A line belongs in the answer if it contains "true"; copy every such line from the entries below.

Segment Start: Exercise inputs

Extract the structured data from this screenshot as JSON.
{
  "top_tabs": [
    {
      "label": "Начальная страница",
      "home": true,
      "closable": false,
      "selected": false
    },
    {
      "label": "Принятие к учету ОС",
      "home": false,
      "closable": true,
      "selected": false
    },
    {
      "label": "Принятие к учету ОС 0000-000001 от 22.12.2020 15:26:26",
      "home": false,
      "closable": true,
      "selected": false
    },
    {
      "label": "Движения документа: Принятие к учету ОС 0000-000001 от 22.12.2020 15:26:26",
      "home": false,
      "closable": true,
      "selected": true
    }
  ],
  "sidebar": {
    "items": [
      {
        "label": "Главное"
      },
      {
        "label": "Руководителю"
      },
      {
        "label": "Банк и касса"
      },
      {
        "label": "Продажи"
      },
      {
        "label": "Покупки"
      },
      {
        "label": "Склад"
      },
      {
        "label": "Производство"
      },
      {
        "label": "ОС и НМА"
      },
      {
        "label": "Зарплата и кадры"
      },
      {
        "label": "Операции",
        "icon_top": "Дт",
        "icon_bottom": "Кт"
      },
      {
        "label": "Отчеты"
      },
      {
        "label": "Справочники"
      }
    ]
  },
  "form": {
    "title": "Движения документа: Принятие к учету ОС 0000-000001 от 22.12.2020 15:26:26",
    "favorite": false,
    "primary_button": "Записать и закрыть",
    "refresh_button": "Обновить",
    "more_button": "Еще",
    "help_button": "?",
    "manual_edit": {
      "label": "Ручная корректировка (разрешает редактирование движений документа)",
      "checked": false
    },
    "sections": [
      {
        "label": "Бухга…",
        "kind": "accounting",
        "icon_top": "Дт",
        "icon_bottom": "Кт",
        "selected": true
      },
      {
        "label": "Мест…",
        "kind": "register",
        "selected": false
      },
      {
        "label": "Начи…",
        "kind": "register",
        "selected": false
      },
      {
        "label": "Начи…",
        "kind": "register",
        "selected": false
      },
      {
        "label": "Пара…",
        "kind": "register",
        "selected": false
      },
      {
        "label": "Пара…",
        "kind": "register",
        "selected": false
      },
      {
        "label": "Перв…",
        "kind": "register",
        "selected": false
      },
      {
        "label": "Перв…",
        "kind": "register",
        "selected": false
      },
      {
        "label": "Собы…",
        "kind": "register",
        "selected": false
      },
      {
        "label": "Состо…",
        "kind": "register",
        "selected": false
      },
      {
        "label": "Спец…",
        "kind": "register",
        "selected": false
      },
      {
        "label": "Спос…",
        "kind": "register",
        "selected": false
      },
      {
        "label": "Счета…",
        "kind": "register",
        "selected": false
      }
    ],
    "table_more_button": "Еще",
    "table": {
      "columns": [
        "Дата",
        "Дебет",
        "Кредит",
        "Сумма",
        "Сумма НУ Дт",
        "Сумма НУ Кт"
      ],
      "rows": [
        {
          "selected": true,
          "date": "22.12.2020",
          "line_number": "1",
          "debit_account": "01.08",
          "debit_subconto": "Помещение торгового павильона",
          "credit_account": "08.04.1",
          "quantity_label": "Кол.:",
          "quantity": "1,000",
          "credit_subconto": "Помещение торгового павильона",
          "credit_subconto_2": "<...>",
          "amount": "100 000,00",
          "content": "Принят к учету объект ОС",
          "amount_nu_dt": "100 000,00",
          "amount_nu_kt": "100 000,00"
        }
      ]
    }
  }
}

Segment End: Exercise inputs

Answer box -
      "home": true,
      "closable": true,
      "closable": true,
      "closable": true,
      "selected": true
        "selected": true
          "selected": true,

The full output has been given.